I have a Masters (MSc) in Psychology (research not clinical) and I am working right now doing assessments in a pediatric hospital autism program.
I have applied to 2 programs for the fall
1) Accelerated Nursing programs (applied to both BSc and MSc direct entry programs)
2) PhD in Population Health (research in child obesity and physical activity)
They are obviously 2 very different programs and appeal to me for different reasons. I am torn between the 2 programs.
Nursing excites me, but I am also worried that I dont know what I am getting myself into with respect to handling the stress and shift work. Also, it would somewhat be starting new for me, whereas with the phD I would be building from the education I already have.
In my current job, I spend about half my time with children and families and the other half at my desk writing reports. Although I find I get anxious when first going to greet parents for the first time, I interact well with people and enjoy the kids. On the other hand, I like that I get a break to myself at my desk. I realize that nursing would be "hands on" all the time vs. a PhD, I would spend alot of time writing alone at my desk.
I am passionate about nursing, but afraid that I will get into it not knowing what it is truly like. I don't want to regret my decision, either route I take.
I would really appreciate any advice!
Mar 17, '13
which one pays more?
how much in loans will you have to pay back?
what is the job market for the degree?
If you go the nursing route understand it is a lot of manual labor, especially if you work in a hospital. Most common injury in RNs are back injuries there is lots of lifting involved in your daily care. Just keep the risks in mind

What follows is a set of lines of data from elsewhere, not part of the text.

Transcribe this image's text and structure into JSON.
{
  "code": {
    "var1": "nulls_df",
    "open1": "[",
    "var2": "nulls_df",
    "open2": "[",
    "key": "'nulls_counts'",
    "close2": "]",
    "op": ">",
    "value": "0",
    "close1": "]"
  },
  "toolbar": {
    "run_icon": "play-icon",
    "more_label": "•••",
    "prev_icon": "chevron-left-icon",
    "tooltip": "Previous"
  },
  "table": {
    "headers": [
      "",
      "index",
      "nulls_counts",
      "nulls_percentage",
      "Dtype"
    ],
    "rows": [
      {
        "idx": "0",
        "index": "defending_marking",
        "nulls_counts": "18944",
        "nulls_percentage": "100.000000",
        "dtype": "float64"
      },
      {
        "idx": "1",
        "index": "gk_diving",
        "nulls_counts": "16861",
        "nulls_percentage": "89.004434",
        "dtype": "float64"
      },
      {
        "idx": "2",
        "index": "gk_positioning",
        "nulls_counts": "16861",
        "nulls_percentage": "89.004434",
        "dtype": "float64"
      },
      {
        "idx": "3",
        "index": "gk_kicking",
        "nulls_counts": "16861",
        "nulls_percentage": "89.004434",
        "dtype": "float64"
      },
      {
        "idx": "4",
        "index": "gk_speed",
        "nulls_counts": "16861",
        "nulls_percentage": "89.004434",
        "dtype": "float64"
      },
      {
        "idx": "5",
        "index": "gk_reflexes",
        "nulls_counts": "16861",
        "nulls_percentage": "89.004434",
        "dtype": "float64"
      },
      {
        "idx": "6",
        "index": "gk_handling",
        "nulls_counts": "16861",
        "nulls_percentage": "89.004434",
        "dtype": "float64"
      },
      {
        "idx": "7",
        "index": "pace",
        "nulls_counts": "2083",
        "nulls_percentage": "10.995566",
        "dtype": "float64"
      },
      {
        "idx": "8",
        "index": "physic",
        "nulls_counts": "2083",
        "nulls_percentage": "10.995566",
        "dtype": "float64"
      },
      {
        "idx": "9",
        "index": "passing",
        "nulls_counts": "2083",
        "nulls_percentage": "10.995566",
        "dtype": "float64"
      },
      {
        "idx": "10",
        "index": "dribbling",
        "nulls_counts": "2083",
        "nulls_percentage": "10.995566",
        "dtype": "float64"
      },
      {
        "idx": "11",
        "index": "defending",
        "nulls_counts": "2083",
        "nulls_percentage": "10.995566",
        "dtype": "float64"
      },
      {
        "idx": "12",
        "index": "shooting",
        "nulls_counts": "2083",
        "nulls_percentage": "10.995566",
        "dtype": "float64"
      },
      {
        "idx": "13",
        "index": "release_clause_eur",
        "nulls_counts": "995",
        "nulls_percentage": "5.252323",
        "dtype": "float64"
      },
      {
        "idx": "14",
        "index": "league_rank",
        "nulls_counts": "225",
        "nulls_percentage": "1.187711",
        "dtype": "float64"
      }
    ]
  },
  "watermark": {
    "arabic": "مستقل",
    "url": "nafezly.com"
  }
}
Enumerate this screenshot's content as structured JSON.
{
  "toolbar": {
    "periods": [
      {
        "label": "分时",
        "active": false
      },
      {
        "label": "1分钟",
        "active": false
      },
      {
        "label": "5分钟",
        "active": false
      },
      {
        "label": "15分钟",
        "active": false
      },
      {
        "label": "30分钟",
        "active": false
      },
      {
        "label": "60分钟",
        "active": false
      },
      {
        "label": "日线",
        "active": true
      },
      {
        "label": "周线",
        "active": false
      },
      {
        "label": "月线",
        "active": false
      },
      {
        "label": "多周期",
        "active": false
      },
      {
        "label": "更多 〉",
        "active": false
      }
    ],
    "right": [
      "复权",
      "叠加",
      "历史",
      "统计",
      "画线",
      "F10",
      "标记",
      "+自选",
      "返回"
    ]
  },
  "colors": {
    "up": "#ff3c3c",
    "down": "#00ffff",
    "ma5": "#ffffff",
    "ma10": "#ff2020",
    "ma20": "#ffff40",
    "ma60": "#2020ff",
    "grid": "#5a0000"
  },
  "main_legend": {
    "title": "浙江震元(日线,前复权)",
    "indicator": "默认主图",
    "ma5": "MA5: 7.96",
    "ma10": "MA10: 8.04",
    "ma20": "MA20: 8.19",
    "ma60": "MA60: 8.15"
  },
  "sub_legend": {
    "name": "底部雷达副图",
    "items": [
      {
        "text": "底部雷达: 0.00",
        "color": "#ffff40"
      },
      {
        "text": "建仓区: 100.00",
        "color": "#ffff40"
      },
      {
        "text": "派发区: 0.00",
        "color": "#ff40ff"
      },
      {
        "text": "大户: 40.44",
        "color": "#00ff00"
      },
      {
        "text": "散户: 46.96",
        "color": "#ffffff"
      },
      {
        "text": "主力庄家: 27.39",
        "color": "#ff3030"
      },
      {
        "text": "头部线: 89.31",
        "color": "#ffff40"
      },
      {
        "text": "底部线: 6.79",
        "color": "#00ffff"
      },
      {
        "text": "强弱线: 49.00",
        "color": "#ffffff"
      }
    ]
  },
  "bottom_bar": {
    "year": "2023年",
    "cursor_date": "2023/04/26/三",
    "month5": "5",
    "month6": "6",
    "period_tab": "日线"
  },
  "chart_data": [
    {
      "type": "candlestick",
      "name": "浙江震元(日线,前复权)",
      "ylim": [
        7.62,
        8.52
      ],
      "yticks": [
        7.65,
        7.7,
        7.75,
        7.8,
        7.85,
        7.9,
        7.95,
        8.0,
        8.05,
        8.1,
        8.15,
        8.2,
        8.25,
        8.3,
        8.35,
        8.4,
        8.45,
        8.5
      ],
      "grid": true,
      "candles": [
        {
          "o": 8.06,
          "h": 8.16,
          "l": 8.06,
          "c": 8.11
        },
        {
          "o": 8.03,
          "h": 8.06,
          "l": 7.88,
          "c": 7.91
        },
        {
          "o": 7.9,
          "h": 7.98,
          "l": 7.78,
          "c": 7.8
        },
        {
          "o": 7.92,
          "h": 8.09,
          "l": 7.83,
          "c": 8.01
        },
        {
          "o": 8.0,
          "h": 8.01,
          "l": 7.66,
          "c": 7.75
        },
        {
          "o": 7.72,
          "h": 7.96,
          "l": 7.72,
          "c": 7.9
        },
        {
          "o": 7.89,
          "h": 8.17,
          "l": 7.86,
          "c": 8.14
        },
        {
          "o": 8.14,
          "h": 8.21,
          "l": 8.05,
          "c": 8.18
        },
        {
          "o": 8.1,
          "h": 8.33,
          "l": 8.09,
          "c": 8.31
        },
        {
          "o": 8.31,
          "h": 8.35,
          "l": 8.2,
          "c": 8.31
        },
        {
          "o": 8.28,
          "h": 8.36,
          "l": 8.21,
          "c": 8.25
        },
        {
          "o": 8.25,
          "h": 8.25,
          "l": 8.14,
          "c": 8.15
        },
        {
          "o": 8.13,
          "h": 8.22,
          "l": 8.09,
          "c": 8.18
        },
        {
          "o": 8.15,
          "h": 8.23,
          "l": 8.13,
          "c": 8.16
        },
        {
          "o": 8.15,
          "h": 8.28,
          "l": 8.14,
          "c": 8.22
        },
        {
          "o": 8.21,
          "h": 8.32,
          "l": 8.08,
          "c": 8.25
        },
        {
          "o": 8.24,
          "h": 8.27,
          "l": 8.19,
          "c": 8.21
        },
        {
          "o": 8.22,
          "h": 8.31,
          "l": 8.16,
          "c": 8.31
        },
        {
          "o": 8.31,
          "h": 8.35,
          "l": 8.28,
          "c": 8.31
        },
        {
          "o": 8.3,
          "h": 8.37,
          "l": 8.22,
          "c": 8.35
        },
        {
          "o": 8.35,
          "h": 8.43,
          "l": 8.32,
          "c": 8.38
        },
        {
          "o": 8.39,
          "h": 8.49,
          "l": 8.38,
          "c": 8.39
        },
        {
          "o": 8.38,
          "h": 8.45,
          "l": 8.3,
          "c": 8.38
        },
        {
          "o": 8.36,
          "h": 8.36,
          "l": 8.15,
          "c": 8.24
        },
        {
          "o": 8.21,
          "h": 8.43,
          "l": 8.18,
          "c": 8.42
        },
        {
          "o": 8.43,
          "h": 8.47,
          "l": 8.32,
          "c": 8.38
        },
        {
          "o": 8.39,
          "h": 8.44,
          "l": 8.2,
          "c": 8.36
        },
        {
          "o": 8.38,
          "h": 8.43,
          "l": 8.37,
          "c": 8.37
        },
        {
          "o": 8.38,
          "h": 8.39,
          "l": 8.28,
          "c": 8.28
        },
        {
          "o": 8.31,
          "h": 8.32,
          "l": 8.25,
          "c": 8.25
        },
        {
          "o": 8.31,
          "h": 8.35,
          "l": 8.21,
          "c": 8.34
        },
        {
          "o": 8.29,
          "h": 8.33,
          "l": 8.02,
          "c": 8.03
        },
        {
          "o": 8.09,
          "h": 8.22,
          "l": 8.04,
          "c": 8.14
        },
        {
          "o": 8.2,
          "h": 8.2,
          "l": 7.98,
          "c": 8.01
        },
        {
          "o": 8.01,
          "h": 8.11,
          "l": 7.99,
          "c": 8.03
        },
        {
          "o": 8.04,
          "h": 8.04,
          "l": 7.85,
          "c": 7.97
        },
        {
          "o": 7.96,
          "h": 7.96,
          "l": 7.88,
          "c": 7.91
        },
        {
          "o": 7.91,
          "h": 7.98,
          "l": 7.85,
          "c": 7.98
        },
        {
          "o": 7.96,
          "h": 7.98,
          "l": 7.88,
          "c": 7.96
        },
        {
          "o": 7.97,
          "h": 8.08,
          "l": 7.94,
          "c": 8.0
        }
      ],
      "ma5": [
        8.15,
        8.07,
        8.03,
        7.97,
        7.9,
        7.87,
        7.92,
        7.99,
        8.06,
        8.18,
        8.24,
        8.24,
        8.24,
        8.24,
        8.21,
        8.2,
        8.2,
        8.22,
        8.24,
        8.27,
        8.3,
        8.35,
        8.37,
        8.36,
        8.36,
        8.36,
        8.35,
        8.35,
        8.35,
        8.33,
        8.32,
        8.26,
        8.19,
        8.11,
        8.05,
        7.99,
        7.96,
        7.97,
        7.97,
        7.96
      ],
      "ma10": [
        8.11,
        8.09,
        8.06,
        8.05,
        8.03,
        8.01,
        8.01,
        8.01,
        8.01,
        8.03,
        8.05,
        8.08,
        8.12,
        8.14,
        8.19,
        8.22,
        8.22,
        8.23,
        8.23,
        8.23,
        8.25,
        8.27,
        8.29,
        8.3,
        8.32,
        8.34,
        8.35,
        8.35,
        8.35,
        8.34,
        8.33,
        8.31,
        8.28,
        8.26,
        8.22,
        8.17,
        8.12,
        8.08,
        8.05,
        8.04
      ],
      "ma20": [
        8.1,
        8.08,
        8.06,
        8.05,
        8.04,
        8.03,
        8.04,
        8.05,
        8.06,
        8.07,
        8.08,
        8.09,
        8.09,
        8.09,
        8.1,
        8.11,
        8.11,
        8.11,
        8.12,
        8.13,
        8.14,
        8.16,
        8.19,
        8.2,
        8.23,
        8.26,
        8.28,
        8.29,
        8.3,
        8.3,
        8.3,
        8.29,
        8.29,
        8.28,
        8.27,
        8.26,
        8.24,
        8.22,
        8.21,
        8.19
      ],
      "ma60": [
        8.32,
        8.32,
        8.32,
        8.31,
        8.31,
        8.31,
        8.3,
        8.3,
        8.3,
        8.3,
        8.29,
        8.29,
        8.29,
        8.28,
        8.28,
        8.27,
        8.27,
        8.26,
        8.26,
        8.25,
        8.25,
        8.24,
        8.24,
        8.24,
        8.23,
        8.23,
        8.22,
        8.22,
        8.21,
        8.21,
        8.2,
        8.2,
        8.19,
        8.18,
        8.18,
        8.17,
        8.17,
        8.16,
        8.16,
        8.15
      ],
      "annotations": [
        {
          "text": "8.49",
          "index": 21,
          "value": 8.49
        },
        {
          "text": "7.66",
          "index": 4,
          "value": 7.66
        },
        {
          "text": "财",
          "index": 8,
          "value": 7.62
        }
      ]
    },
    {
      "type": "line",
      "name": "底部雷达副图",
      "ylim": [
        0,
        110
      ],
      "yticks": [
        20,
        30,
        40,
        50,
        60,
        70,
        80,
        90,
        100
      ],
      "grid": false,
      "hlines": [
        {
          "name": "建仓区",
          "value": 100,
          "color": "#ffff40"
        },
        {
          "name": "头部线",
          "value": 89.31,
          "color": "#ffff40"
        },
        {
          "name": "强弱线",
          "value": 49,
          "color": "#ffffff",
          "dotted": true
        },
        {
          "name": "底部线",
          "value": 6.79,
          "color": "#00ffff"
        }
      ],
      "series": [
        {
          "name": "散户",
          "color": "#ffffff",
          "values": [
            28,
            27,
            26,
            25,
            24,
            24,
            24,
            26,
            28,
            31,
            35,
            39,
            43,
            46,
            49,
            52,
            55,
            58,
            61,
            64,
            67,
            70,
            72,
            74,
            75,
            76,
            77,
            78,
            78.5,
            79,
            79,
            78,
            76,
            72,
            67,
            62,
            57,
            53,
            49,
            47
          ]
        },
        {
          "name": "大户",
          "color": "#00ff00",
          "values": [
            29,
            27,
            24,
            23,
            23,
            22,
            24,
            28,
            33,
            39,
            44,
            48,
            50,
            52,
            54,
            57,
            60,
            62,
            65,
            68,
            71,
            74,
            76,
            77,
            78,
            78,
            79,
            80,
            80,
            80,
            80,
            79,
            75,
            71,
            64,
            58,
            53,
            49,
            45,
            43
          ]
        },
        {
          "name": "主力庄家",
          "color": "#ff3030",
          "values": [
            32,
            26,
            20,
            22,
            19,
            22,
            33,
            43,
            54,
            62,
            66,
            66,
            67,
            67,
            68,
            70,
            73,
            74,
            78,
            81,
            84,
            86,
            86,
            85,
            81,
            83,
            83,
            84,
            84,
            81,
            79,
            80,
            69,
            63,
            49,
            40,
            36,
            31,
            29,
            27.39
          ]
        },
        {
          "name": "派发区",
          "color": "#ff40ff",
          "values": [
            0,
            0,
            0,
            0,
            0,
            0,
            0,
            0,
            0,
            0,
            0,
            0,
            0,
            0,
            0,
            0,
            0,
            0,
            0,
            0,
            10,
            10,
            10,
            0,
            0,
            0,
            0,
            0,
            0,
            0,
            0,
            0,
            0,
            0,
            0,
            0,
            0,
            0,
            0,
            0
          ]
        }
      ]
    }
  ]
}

If the research gig paid as much as an RN position I would go research. You are doing valuable work gathering data and most importantly your risk for injury is much lower. If you dont have your health, you dont have anything.
Mar 17, '13
Why not make a small investment of time and volunteer in a hospital or nursing home and see whether or not you like the work environment? You might even go so far as to take a CNA course or something to see how you feel. But I wouldn't give up a good career to go into nursing without doing something like that first. Switching careers so dramatically is such a huge, risky investment ... I wouldn't advise it unless your heart is 100% in it or unless you are desparate to find some way to supprt yourself.
You don't sound neither desparate nor 100% committed to it. So I can't recommend it for you.